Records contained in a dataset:
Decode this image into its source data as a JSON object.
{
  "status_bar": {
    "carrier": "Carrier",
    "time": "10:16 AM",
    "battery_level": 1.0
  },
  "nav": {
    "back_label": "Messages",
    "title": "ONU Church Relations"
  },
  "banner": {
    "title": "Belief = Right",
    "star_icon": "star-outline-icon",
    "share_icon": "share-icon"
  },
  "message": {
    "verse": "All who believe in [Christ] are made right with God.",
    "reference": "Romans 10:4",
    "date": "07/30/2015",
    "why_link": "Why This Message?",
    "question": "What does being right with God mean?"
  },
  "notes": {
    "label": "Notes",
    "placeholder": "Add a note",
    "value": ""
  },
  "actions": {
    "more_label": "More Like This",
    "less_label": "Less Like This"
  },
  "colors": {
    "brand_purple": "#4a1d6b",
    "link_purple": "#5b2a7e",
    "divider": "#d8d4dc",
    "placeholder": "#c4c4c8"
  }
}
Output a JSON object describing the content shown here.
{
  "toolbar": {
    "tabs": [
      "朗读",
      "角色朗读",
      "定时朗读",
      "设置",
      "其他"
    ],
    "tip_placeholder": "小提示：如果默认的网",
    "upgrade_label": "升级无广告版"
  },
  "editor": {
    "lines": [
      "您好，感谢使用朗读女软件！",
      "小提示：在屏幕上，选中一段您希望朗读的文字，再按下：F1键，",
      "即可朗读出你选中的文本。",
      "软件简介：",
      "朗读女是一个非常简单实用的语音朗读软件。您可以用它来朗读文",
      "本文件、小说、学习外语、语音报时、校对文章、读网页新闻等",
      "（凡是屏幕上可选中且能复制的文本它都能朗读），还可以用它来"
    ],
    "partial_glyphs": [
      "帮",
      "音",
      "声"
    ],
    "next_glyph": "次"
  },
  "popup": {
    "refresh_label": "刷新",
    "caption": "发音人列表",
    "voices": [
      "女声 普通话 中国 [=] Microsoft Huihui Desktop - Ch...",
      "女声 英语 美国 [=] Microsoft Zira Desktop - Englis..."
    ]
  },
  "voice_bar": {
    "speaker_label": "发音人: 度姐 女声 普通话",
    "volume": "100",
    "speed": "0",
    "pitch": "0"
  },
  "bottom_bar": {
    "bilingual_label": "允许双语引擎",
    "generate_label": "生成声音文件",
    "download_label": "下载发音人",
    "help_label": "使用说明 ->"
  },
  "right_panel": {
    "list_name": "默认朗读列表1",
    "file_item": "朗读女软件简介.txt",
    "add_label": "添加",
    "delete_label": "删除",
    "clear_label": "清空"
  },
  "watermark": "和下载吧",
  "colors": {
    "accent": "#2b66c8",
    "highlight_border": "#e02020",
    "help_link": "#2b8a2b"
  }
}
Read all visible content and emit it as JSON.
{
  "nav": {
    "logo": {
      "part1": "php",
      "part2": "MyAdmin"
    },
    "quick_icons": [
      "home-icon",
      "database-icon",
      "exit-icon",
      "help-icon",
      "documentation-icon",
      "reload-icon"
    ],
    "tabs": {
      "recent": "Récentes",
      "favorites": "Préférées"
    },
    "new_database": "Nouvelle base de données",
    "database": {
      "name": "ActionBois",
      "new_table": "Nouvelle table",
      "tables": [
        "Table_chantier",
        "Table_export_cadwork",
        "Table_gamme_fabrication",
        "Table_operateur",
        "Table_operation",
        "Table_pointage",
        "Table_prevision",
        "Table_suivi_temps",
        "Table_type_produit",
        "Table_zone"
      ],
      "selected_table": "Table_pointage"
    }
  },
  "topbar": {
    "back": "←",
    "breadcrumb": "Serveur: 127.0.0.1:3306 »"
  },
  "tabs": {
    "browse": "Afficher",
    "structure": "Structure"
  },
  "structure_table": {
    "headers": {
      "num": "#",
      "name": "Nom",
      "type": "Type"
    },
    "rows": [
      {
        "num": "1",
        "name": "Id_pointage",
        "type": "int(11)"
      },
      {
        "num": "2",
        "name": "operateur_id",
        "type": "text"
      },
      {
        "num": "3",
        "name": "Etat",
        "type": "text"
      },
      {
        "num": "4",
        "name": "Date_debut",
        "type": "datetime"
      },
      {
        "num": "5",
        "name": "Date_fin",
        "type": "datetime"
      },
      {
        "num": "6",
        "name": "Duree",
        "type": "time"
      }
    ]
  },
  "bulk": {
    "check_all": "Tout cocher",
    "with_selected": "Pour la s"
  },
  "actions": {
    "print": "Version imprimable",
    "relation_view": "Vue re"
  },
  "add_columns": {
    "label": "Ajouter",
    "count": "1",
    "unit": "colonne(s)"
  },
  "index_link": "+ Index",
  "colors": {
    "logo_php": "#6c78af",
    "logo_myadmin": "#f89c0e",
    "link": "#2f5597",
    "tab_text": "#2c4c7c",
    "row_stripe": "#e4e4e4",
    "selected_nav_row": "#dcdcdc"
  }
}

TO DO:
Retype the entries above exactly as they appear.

ANSWER SECTION:
Decode this image into its source data as a JSON object.
{
  "status_bar": {
    "carrier": "Carrier",
    "time": "10:16 AM",
    "battery_level": 1.0
  },
  "nav": {
    "back_label": "Messages",
    "title": "ONU Church Relations"
  },
  "banner": {
    "title": "Belief = Right",
    "star_icon": "star-outline-icon",
    "share_icon": "share-icon"
  },
  "message": {
    "verse": "All who believe in [Christ] are made right with God.",
    "reference": "Romans 10:4",
    "date": "07/30/2015",
    "why_link": "Why This Message?",
    "question": "What does being right with God mean?"
  },
  "notes": {
    "label": "Notes",
    "placeholder": "Add a note",
    "value": ""
  },
  "actions": {
    "more_label": "More Like This",
    "less_label": "Less Like This"
  },
  "colors": {
    "brand_purple": "#4a1d6b",
    "link_purple": "#5b2a7e",
    "divider": "#d8d4dc",
    "placeholder": "#c4c4c8"
  }
}
Output a JSON object describing the content shown here.
{
  "toolbar": {
    "tabs": [
      "朗读",
      "角色朗读",
      "定时朗读",
      "设置",
      "其他"
    ],
    "tip_placeholder": "小提示：如果默认的网",
    "upgrade_label": "升级无广告版"
  },
  "editor": {
    "lines": [
      "您好，感谢使用朗读女软件！",
      "小提示：在屏幕上，选中一段您希望朗读的文字，再按下：F1键，",
      "即可朗读出你选中的文本。",
      "软件简介：",
      "朗读女是一个非常简单实用的语音朗读软件。您可以用它来朗读文",
      "本文件、小说、学习外语、语音报时、校对文章、读网页新闻等",
      "（凡是屏幕上可选中且能复制的文本它都能朗读），还可以用它来"
    ],
    "partial_glyphs": [
      "帮",
      "音",
      "声"
    ],
    "next_glyph": "次"
  },
  "popup": {
    "refresh_label": "刷新",
    "caption": "发音人列表",
    "voices": [
      "女声 普通话 中国 [=] Microsoft Huihui Desktop - Ch...",
      "女声 英语 美国 [=] Microsoft Zira Desktop - Englis..."
    ]
  },
  "voice_bar": {
    "speaker_label": "发音人: 度姐 女声 普通话",
    "volume": "100",
    "speed": "0",
    "pitch": "0"
  },
  "bottom_bar": {
    "bilingual_label": "允许双语引擎",
    "generate_label": "生成声音文件",
    "download_label": "下载发音人",
    "help_label": "使用说明 ->"
  },
  "right_panel": {
    "list_name": "默认朗读列表1",
    "file_item": "朗读女软件简介.txt",
    "add_label": "添加",
    "delete_label": "删除",
    "clear_label": "清空"
  },
  "watermark": "和下载吧",
  "colors": {
    "accent": "#2b66c8",
    "highlight_border": "#e02020",
    "help_link": "#2b8a2b"
  }
}
Read all visible content and emit it as JSON.
{
  "nav": {
    "logo": {
      "part1": "php",
      "part2": "MyAdmin"
    },
    "quick_icons": [
      "home-icon",
      "database-icon",
      "exit-icon",
      "help-icon",
      "documentation-icon",
      "reload-icon"
    ],
    "tabs": {
      "recent": "Récentes",
      "favorites": "Préférées"
    },
    "new_database": "Nouvelle base de données",
    "database": {
      "name": "ActionBois",
      "new_table": "Nouvelle table",
      "tables": [
        "Table_chantier",
        "Table_export_cadwork",
        "Table_gamme_fabrication",
        "Table_operateur",
        "Table_operation",
        "Table_pointage",
        "Table_prevision",
        "Table_suivi_temps",
        "Table_type_produit",
        "Table_zone"
      ],
      "selected_table": "Table_pointage"
    }
  },
  "topbar": {
    "back": "←",
    "breadcrumb": "Serveur: 127.0.0.1:3306 »"
  },
  "tabs": {
    "browse": "Afficher",
    "structure": "Structure"
  },
  "structure_table": {
    "headers": {
      "num": "#",
      "name": "Nom",
      "type": "Type"
    },
    "rows": [
      {
        "num": "1",
        "name": "Id_pointage",
        "type": "int(11)"
      },
      {
        "num": "2",
        "name": "operateur_id",
        "type": "text"
      },
      {
        "num": "3",
        "name": "Etat",
        "type": "text"
      },
      {
        "num": "4",
        "name": "Date_debut",
        "type": "datetime"
      },
      {
        "num": "5",
        "name": "Date_fin",
        "type": "datetime"
      },
      {
        "num": "6",
        "name": "Duree",
        "type": "time"
      }
    ]
  },
  "bulk": {
    "check_all": "Tout cocher",
    "with_selected": "Pour la s"
  },
  "actions": {
    "print": "Version imprimable",
    "relation_view": "Vue re"
  },
  "add_columns": {
    "label": "Ajouter",
    "count": "1",
    "unit": "colonne(s)"
  },
  "index_link": "+ Index",
  "colors": {
    "logo_php": "#6c78af",
    "logo_myadmin": "#f89c0e",
    "link": "#2f5597",
    "tab_text": "#2c4c7c",
    "row_stripe": "#e4e4e4",
    "selected_nav_row": "#dcdcdc"
  }
}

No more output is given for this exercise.